**About this task:**
The records below need to be printed in full. Keep each one exact.

*** Dataset excerpts

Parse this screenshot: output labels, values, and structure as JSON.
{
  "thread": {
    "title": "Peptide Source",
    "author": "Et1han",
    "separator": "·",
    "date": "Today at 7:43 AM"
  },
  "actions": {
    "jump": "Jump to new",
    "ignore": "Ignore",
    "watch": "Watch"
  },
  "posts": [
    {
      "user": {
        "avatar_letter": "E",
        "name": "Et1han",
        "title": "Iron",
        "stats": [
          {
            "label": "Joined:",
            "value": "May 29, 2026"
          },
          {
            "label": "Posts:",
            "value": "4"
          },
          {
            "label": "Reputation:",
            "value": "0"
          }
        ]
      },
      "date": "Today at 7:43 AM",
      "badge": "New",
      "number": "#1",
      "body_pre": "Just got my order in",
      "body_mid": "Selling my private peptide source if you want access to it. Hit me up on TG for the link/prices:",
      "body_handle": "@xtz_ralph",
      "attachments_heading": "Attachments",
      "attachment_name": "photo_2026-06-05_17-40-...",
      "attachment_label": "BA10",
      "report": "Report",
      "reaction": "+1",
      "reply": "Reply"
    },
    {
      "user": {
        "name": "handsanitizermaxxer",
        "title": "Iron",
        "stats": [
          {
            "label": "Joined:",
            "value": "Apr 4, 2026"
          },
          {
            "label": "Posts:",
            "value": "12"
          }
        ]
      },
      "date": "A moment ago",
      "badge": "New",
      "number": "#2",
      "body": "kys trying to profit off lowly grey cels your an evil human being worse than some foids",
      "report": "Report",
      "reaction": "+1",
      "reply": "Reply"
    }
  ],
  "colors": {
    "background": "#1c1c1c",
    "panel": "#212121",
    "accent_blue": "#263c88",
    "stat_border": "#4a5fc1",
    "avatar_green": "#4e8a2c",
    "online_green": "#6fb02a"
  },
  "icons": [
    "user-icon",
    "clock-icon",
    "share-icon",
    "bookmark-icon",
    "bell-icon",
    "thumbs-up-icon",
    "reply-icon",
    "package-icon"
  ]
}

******

**Exercise response:**
Parse this screenshot: output labels, values, and structure as JSON.
{
  "thread": {
    "title": "Peptide Source",
    "author": "Et1han",
    "separator": "·",
    "date": "Today at 7:43 AM"
  },
  "actions": {
    "jump": "Jump to new",
    "ignore": "Ignore",
    "watch": "Watch"
  },
  "posts": [
    {
      "user": {
        "avatar_letter": "E",
        "name": "Et1han",
        "title": "Iron",
        "stats": [
          {
            "label": "Joined:",
            "value": "May 29, 2026"
          },
          {
            "label": "Posts:",
            "value": "4"
          },
          {
            "label": "Reputation:",
            "value": "0"
          }
        ]
      },
      "date": "Today at 7:43 AM",
      "badge": "New",
      "number": "#1",
      "body_pre": "Just got my order in",
      "body_mid": "Selling my private peptide source if you want access to it. Hit me up on TG for the link/prices:",
      "body_handle": "@xtz_ralph",
      "attachments_heading": "Attachments",
      "attachment_name": "photo_2026-06-05_17-40-...",
      "attachment_label": "BA10",
      "report": "Report",
      "reaction": "+1",
      "reply": "Reply"
    },
    {
      "user": {
        "name": "handsanitizermaxxer",
        "title": "Iron",
        "stats": [
          {
            "label": "Joined:",
            "value": "Apr 4, 2026"
          },
          {
            "label": "Posts:",
            "value": "12"
          }
        ]
      },
      "date": "A moment ago",
      "badge": "New",
      "number": "#2",
      "body": "kys trying to profit off lowly grey cels your an evil human being worse than some foids",
      "report": "Report",
      "reaction": "+1",
      "reply": "Reply"
    }
  ],
  "colors": {
    "background": "#1c1c1c",
    "panel": "#212121",
    "accent_blue": "#263c88",
    "stat_border": "#4a5fc1",
    "avatar_green": "#4e8a2c",
    "online_green": "#6fb02a"
  },
  "icons": [
    "user-icon",
    "clock-icon",
    "share-icon",
    "bookmark-icon",
    "bell-icon",
    "thumbs-up-icon",
    "reply-icon",
    "package-icon"
  ]
}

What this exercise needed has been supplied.